**App and web page records**
=-=-=
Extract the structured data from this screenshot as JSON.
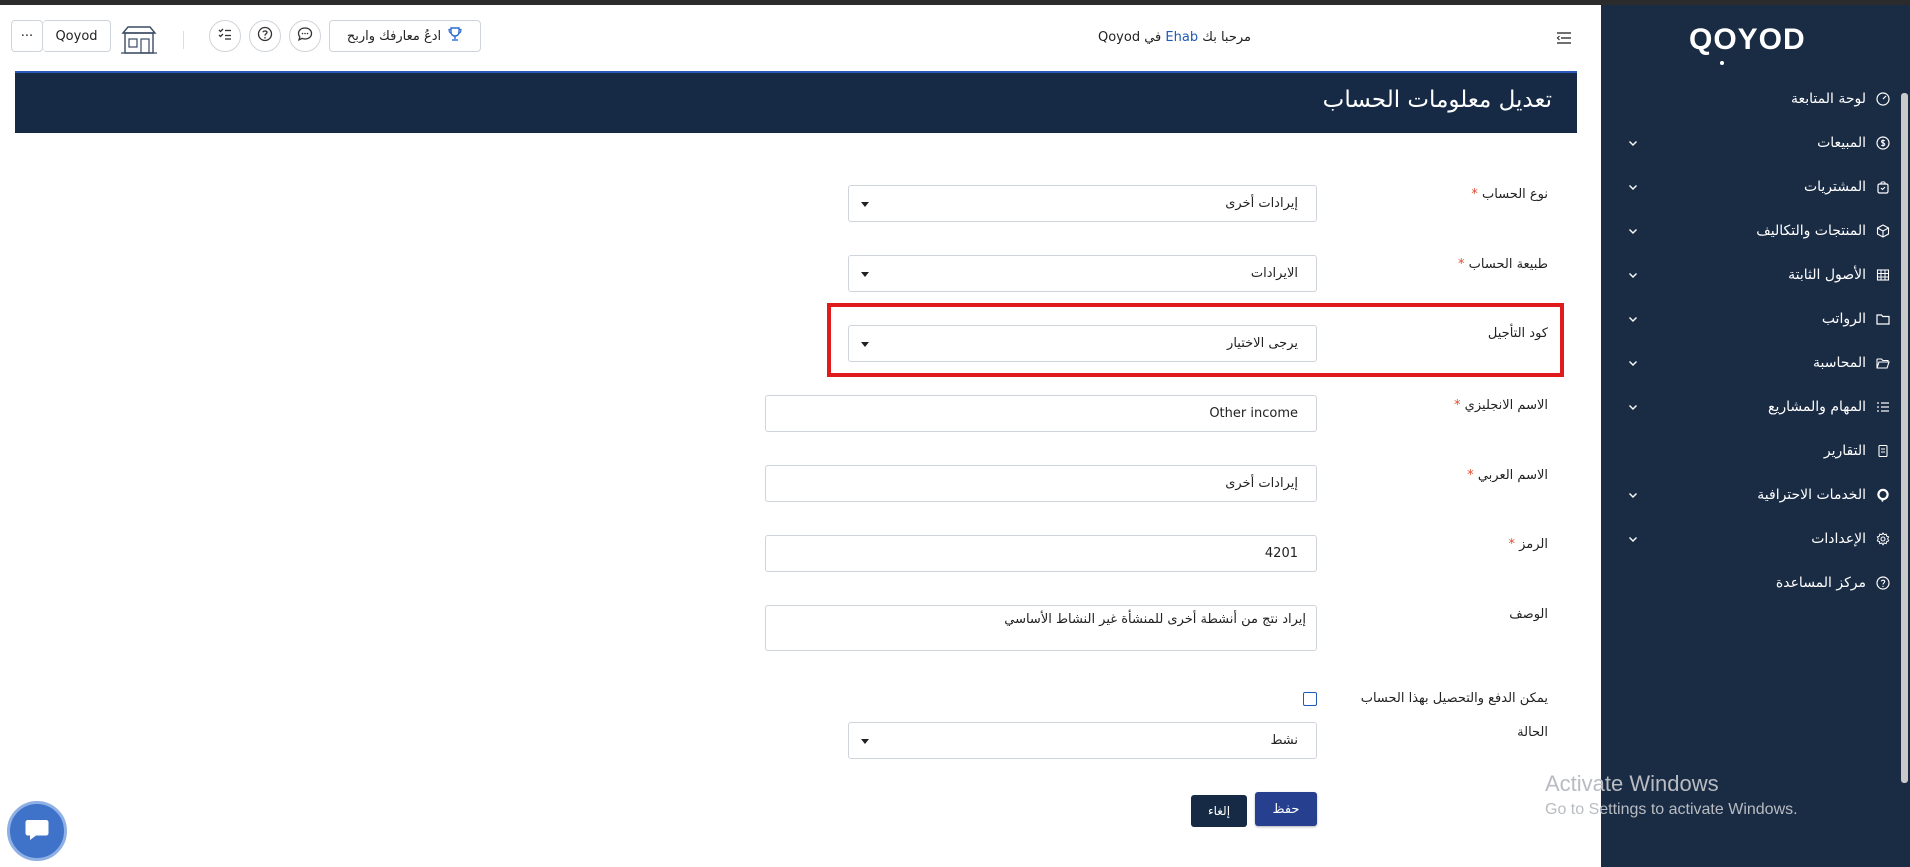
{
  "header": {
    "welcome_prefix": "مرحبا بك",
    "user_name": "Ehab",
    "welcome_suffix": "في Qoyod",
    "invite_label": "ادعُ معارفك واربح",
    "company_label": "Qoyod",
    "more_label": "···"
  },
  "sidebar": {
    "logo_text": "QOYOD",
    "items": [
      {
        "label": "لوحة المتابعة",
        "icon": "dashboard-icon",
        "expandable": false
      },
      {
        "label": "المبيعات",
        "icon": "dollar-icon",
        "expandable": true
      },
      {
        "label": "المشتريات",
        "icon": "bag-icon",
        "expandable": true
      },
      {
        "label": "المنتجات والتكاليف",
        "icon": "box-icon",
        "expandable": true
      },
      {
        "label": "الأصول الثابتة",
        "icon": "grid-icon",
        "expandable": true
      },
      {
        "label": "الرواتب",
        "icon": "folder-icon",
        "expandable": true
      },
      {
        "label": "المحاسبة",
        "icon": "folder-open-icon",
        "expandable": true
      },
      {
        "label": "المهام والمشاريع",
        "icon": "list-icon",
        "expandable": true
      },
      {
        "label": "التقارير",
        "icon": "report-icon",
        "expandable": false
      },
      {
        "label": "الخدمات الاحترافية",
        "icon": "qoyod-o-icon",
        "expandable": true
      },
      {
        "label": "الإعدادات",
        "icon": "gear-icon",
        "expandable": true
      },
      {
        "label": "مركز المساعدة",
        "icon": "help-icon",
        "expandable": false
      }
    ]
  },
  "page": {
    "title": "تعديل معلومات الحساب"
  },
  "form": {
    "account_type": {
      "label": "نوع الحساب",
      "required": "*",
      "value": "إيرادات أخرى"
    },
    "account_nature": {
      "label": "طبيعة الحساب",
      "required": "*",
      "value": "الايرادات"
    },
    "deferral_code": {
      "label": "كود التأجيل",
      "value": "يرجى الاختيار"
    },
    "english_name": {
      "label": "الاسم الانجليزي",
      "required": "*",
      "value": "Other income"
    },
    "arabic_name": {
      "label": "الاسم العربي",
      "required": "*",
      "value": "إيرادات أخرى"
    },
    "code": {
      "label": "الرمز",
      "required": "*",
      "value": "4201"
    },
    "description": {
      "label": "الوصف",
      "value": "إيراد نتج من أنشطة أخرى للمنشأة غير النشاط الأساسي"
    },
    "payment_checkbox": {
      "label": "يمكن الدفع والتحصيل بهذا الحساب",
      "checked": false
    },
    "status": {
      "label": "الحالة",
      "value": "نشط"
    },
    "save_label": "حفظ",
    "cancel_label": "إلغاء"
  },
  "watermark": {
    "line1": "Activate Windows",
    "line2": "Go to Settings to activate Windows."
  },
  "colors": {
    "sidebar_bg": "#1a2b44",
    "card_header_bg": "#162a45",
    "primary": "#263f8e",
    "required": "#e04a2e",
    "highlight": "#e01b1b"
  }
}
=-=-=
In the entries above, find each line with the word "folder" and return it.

        "icon": "folder-icon",
        "icon": "folder-open-icon",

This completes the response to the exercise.